[Andrew Vild, UOW Alumni, Director Project Everest]: Project Everest is an organization that believes in the power of enterprise to solve social issues. So rather than give handouts, if we can create a business within a community that provides a good or service and the inherent operation of that business provides that good or service then it's more sustainable than a handout. And so Project Everest involves University students in developing projects and developing social ventures. And then those social ventures develop and involve into something that generates a profit and that profit will always go back into the communities.
[Andrew Vild, UOW Alumni, Director Project Everest]: Uganda was a completely different experience to anything I've ever experienced, to anything I've ever seen. The poverty is just gut-wrenching.
[Maddison Steele, UOW student, Faculty of Science, Medicine and Health]: Uganda completely blew all in my expectations out of the water. Um I'm not really sure what I was expecting. I think I was expecting like a savanna like no… no greenery or anything. But the one thing that really struck me about Uganda was how green everything was.
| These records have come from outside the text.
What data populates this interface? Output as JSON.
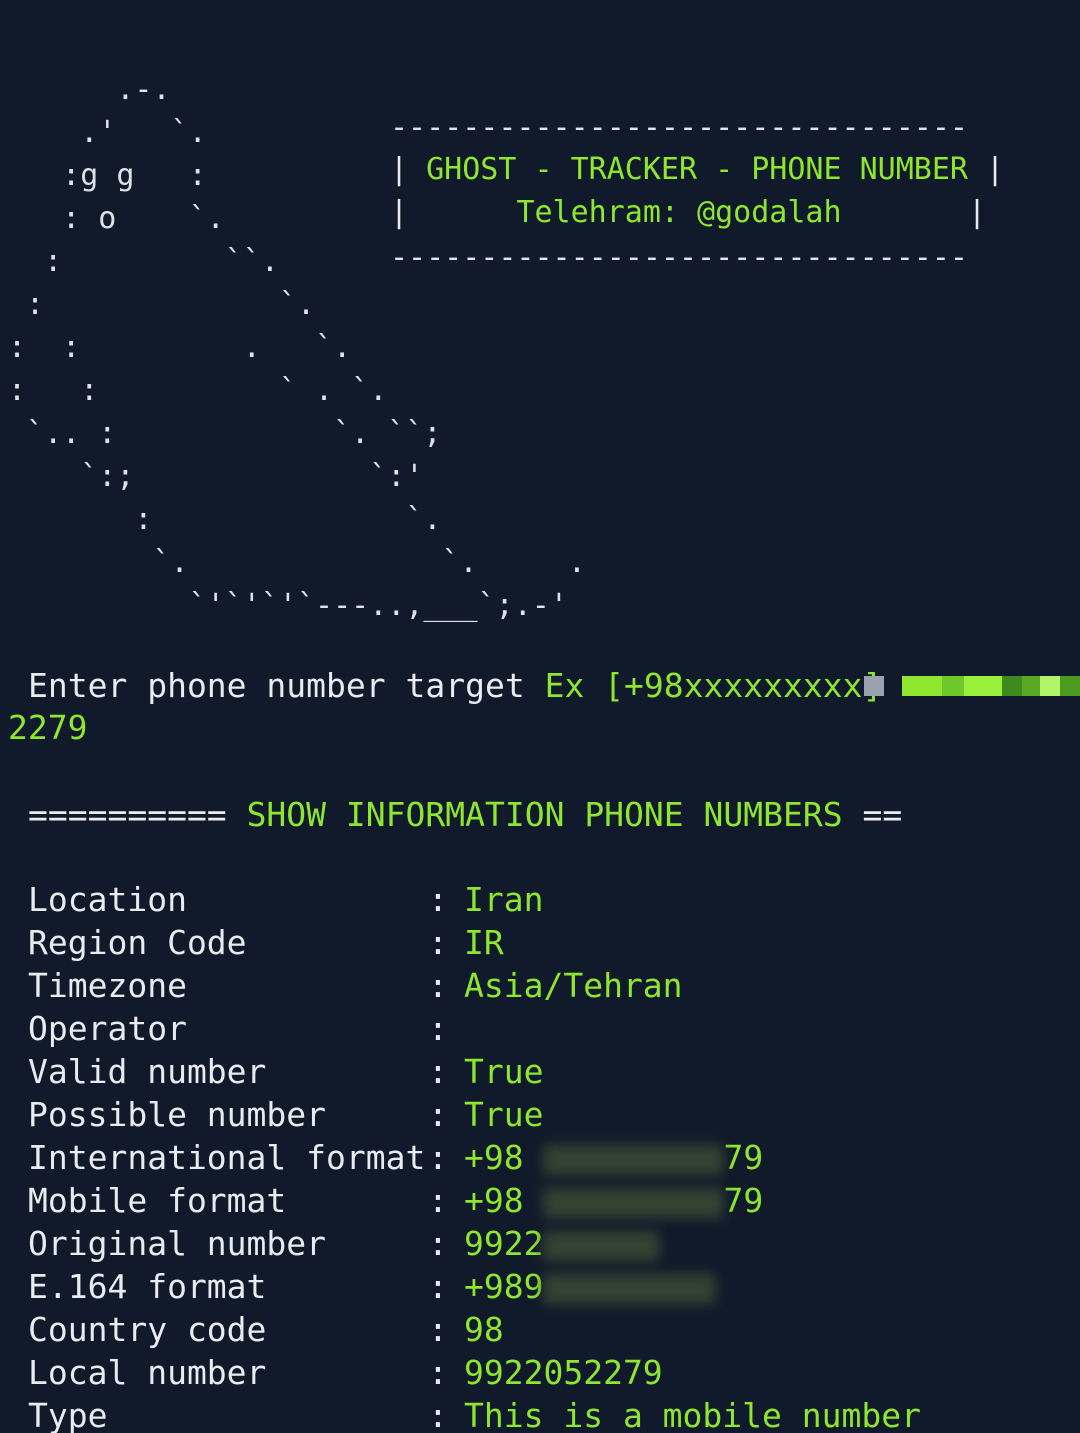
{
  "ascii_art": "      .-.\n    .'   `.\n   :g g   :\n   : o    `.\n  :         ``.\n :             `.\n:  :         .   `.\n:   :          ` . `.\n `.. :            `. ``;\n    `:;             `:'\n       :              `.\n        `.              `.     .\n          `'`'`'`---..,___`;.-'",
  "header_box": {
    "top_border": "--------------------------------",
    "title_prefix": "| ",
    "title": "GHOST - TRACKER - PHONE NUMBER",
    "title_suffix": " |",
    "subtitle_prefix": "|      ",
    "subtitle": "Telehram: @godalah",
    "subtitle_suffix": "       |",
    "bottom_border": "--------------------------------"
  },
  "prompt": {
    "label": "Enter phone number target",
    "example": "Ex [+98xxxxxxxxx]",
    "typed_value": "2279"
  },
  "section": {
    "prefix": "==========",
    "title": "SHOW INFORMATION PHONE NUMBERS",
    "suffix": "=="
  },
  "info": [
    {
      "label": "Location",
      "value": "Iran"
    },
    {
      "label": "Region Code",
      "value": "IR"
    },
    {
      "label": "Timezone",
      "value": "Asia/Tehran"
    },
    {
      "label": "Operator",
      "value": ""
    },
    {
      "label": "Valid number",
      "value": "True"
    },
    {
      "label": "Possible number",
      "value": "True"
    },
    {
      "label": "International format",
      "value": "+98",
      "redacted_tail": "79"
    },
    {
      "label": "Mobile format",
      "value": "+98",
      "redacted_tail": "79"
    },
    {
      "label": "Original number",
      "value": "9922"
    },
    {
      "label": "E.164 format",
      "value": "+989"
    },
    {
      "label": "Country code",
      "value": "98"
    },
    {
      "label": "Local number",
      "value": "9922052279"
    },
    {
      "label": "Type",
      "value": "This is a mobile number"
    }
  ],
  "colors": {
    "background": "#101a2a",
    "accent_green": "#8ee62e",
    "text_white": "#e8ecef"
  }
}
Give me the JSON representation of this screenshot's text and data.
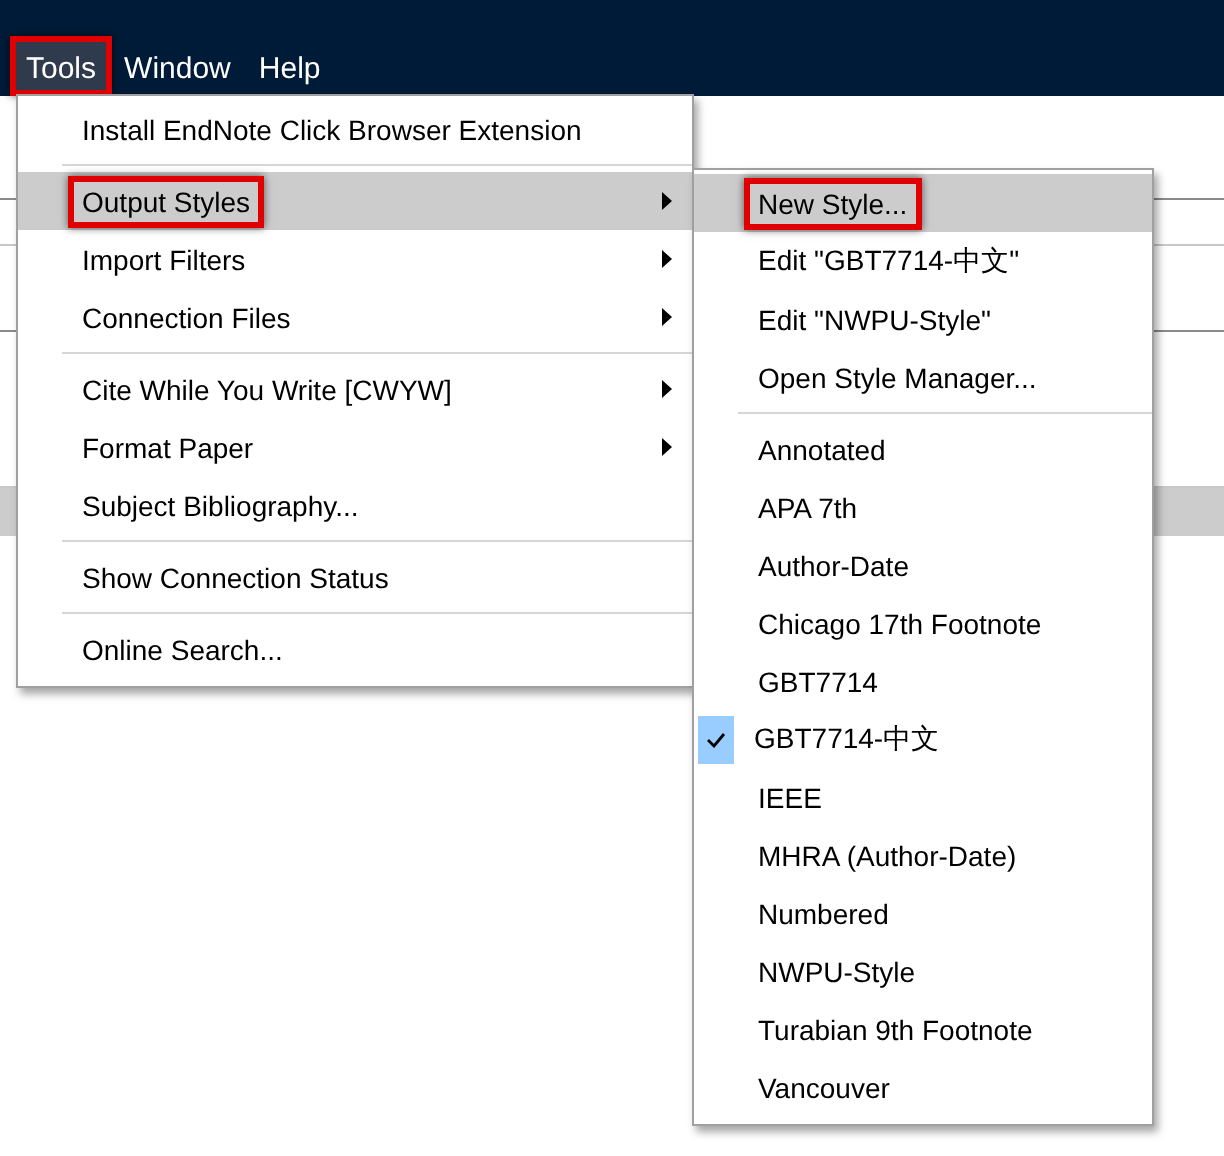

[Nicolas Kerr, UOW student, Faculty of Engineering]: So when we were coming in on the plane, it was incredible actually looking at the window. The landscape was entirely green and we were actually coming in near Lake Victoria. So having the greenness and the water there was really special to me, coming from a country background.
[Andrew Vild, UOW Alumni, Director Project Everest]: So essentially our roll when we get onto the ground is just figuring out what the situation, what the situation is. Is there a place for us? Are we going to be doing more damage than good having, you know, eight westernized foreigners walking into a community? And that's why our process is really important of setting up relationships with the chairman of the local councils. Setting up relationships with the local universities so that, you know, local university students can actually take us through the communities. Part of our process is also getting the scientific facts and data on the situation. So actual water testing results. Do they have bacteria in their water? Do they have abnormal levels of nitrates or ammonia or heavy metals?
[Maddison Steele, UOW student, Faculty of Science, Medicine and Health]: So on the program we started off in Kampala which is the capital city. So we went into the slum communities. There we assess the water, the water quality and accessibility there.
[Andrew Vild, UOW Alumni, Director Project Everest]: Working with the communities is the next step once we've identified a problem. And working with them to identify what solution works best for them financially and what solution works best for them culturally. We don't want to go in there and create a 12 month or an 18 month or a five-year solution.
[Andrew Vild, UOW Alumni, Director Project Everest]: When we went over to Uganda, it's a very bureaucratic place. You have to go through a lot of official pathways. And so because of that we were involved with major government ministries, major government organizations, you know, some of the most prestigious universities in Uganda.
[Maddison Steele, UOW student, Faculty of Science, Medicine and Health]: And the reason why I decide to go in this program, it wasn't so much to get the professional experience that engineering students can get, it was more, um it was more to develop skills that I couldn't get in my lecture halls. I learned how to hold a business meeting. I learned how to pitch a business idea to a board, to an individual. I learnt how to have better leadership skills. I learned how to work in a team in quite a different circumstance, like in a just intense circumstance.
[Nicolas Kerr, UOW student, Faculty of Engineering]: The kind of student that should get involved in this project is someone that's looking for a meaningful act. To undertake this program is more than just volunteering. It's more than just positive sustainable impact. It's about personal and professional development.
[Andrew Vild, UOW Alumni, Director Project Everest]: The kind of students that we're just looking for are the ones that have the attitude that they want to make an impact. They want to make a difference and that they're prepared to learn whatever it is they need to do to actually yeah get the job done.